Looking at the locally reported hashrate when running the cgminer 3.1.1 with ZeusMiner support also shows an average performance of 27.5 MHS as well, looking at the reported WU number that is recommended to be used for judging the actual local hashrate.

So we can conclude that the 27 MHS GAWMiners Falcon Scrypt ASIC miner is really delivering what is being promised and the power rating, although a bit high, is also true as claimed (actual power usage is a bit lower with a good quality PSU). The unbranded Falcon miner from GAW did have some small design flaws that we have noticed, but we’ve seen pretty much all of them being addressed in the newer design that the branded Falcons (with red cases) use. What still seems to be missing though are the rubber feet on the bottom of the case, but you can easily add these yourself, so not much of a problem anyway. With the current price of $1929.95 USD for the latest batch the Falcon does look quite attractive with the performance it offers, though do not forget that you will also need a 1 KW ATX power supply as the miner does not come with a built-in one, so that is some extra cost if you don not have the PSU already. The Falcon using the Zeus 55nm chips at the current prices is an attractive choice as the main competition, currently also shipping hardware, that uses 28nm Innosilicon A2 chips with lower power consumption is about twice as expensive in terms of price for the same hashrate.

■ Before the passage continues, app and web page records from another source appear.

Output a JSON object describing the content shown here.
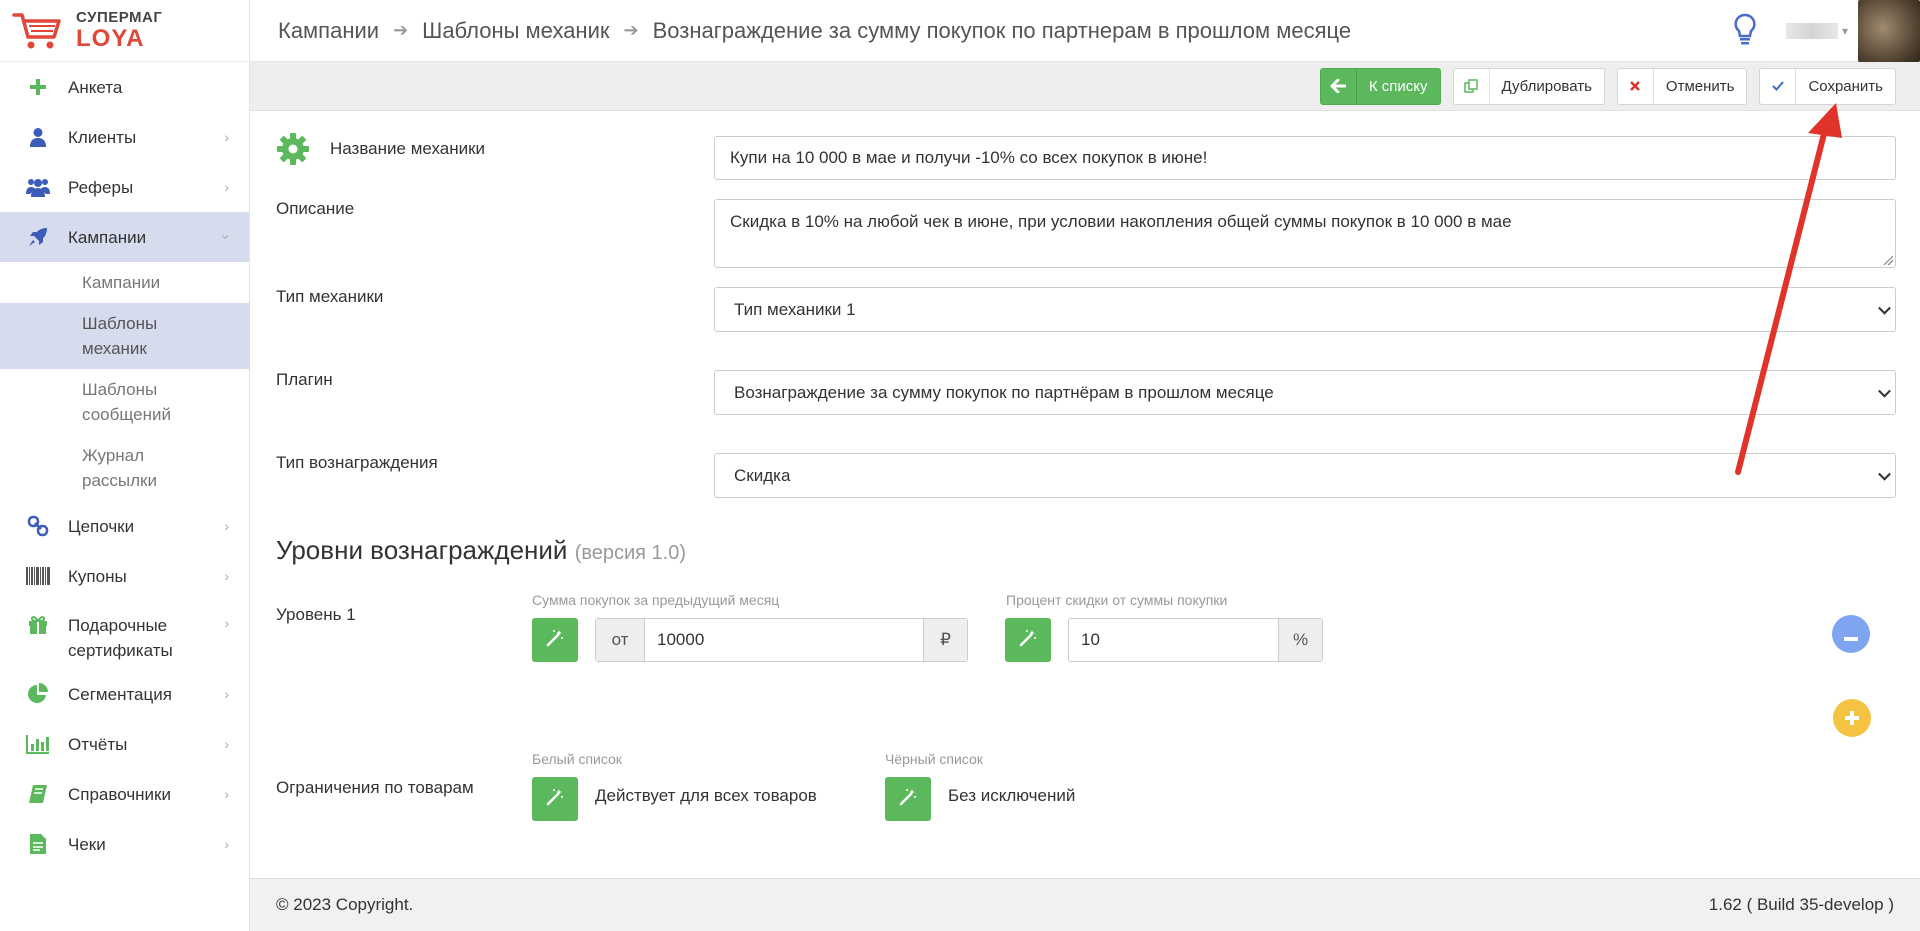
{
  "logo": {
    "top": "СУПЕРМАГ",
    "bottom": "LOYA"
  },
  "sidebar": {
    "items": [
      {
        "label": "Анкета"
      },
      {
        "label": "Клиенты"
      },
      {
        "label": "Реферы"
      },
      {
        "label": "Кампании"
      },
      {
        "label": "Цепочки"
      },
      {
        "label": "Купоны"
      },
      {
        "label": "Подарочные сертификаты"
      },
      {
        "label": "Сегментация"
      },
      {
        "label": "Отчёты"
      },
      {
        "label": "Справочники"
      },
      {
        "label": "Чеки"
      }
    ],
    "sub_items": [
      {
        "label": "Кампании"
      },
      {
        "label": "Шаблоны механик"
      },
      {
        "label": "Шаблоны сообщений"
      },
      {
        "label": "Журнал рассылки"
      }
    ]
  },
  "breadcrumb": [
    "Кампании",
    "Шаблоны механик",
    "Вознаграждение за сумму покупок по партнерам в прошлом месяце"
  ],
  "toolbar": {
    "back_label": "К списку",
    "duplicate_label": "Дублировать",
    "cancel_label": "Отменить",
    "save_label": "Сохранить"
  },
  "form": {
    "name_label": "Название механики",
    "name_value": "Купи на 10 000 в мае и получи -10% со всех покупок в июне!",
    "description_label": "Описание",
    "description_value": "Скидка в 10% на любой чек в июне, при условии накопления общей суммы покупок в 10 000 в мае",
    "type_label": "Тип механики",
    "type_value": "Тип механики 1",
    "plugin_label": "Плагин",
    "plugin_value": "Вознаграждение за сумму покупок по партнёрам в прошлом месяце",
    "reward_type_label": "Тип вознаграждения",
    "reward_type_value": "Скидка"
  },
  "levels": {
    "title": "Уровни вознаграждений",
    "version": "(версия 1.0)",
    "level1_label": "Уровень 1",
    "sum_label": "Сумма покупок за предыдущий месяц",
    "sum_prefix": "от",
    "sum_value": "10000",
    "sum_suffix": "₽",
    "percent_label": "Процент скидки от суммы покупки",
    "percent_value": "10",
    "percent_suffix": "%"
  },
  "restrictions": {
    "label": "Ограничения по товарам",
    "whitelist_label": "Белый список",
    "whitelist_value": "Действует для всех товаров",
    "blacklist_label": "Чёрный список",
    "blacklist_value": "Без исключений"
  },
  "footer": {
    "copyright": "© 2023 Copyright.",
    "version": "1.62 ( Build 35-develop )"
  },
  "colors": {
    "accent_green": "#5cb85c",
    "active_bg": "#d6dcee",
    "brand_red": "#e0463a",
    "minus_blue": "#7fa5f0",
    "plus_yellow": "#f5c342",
    "arrow_red": "#e0342a"
  }
}
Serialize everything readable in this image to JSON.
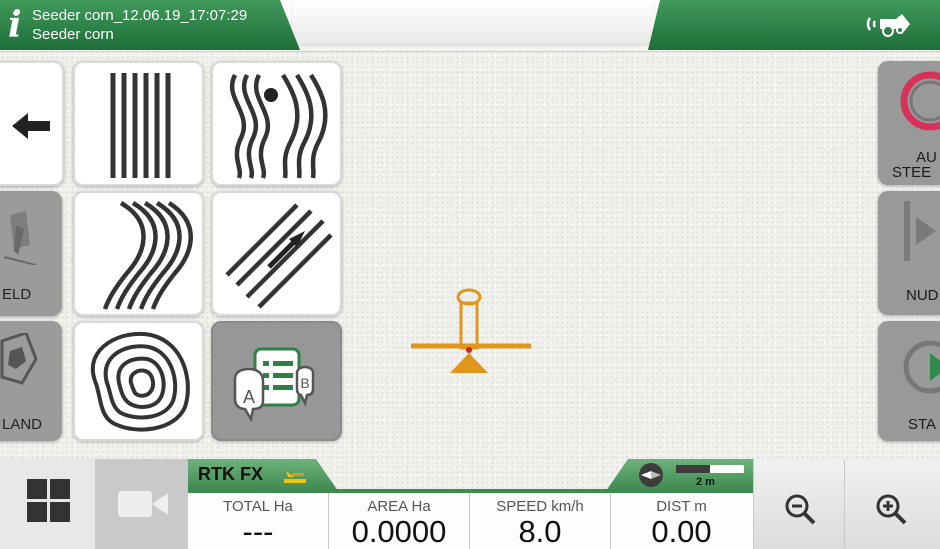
{
  "header": {
    "job_title": "Seeder corn_12.06.19_17:07:29",
    "job_subtitle": "Seeder corn",
    "info_icon": "info-icon",
    "signal_icon": "tractor-signal-icon"
  },
  "left_panel": {
    "back_button_icon": "back-arrow-icon",
    "field_label": "ELD",
    "land_label": "LAND",
    "guidance_modes": [
      {
        "name": "straight-ab-lines",
        "icon": "straight-lines-icon"
      },
      {
        "name": "free-curve",
        "icon": "free-curve-icon"
      },
      {
        "name": "curved-ab-lines",
        "icon": "curved-lines-icon"
      },
      {
        "name": "ab-heading-lines",
        "icon": "heading-lines-icon"
      },
      {
        "name": "circular-pivot",
        "icon": "concentric-contour-icon"
      },
      {
        "name": "lines-manager",
        "icon": "ab-lines-manager-icon"
      }
    ]
  },
  "right_panel": {
    "auto_steer_label_1": "AU",
    "auto_steer_label_2": "STEE",
    "nudge_label": "NUD",
    "start_label": "STA"
  },
  "status": {
    "gps_label": "RTK FX",
    "scale_label": "2 m"
  },
  "metrics": [
    {
      "label": "TOTAL Ha",
      "value": "---"
    },
    {
      "label": "AREA Ha",
      "value": "0.0000"
    },
    {
      "label": "SPEED km/h",
      "value": "8.0"
    },
    {
      "label": "DIST m",
      "value": "0.00"
    }
  ],
  "colors": {
    "brand_green": "#2e8046",
    "status_green": "#4e9b5f",
    "vehicle_orange": "#e0951c",
    "gray_button": "#999999"
  }
}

- For more details about the latest batch of 27 MHS GAWMiners Falcon Scrypt ASIC miners…


GAWMiners has just released some interesting information, their plans to start offering what they call the world’s first 500 MHS Scrypt ASIC miner, and on top of that it will be powered by sub-1000 Watts power supply. The Vaultbreaker and its brother, the smaller 250 MHS Vaultbreaker Mini – for the compact enthusiasts – are the first of a new line of Scrypt ASIC machines GAW will release. Shipping time for the first batch is apparently planned for the end of Q3, or early Q4, with the company promising that they will try to beat the KnC Titan to market. The pre-orders for the new Scrypt ASIC miner should start today for existing customers and after that, they will be opening up the doors to the public at large on the 24th. The price for the pre-order is currently set at $8999.95 USD or $4999.95 USD for the Mini, so cheaper than the other competing products that do currently promise lower hashrate. There is no information what the ASIC chips inside the miner will be, but with this kind of performance promised at sub 1000W power consumption you can guess that we are talking about 28nm chips or even less…

- For more information about the new Vaultbreaker Scrypt ASIC miner you can check GAWMiners website…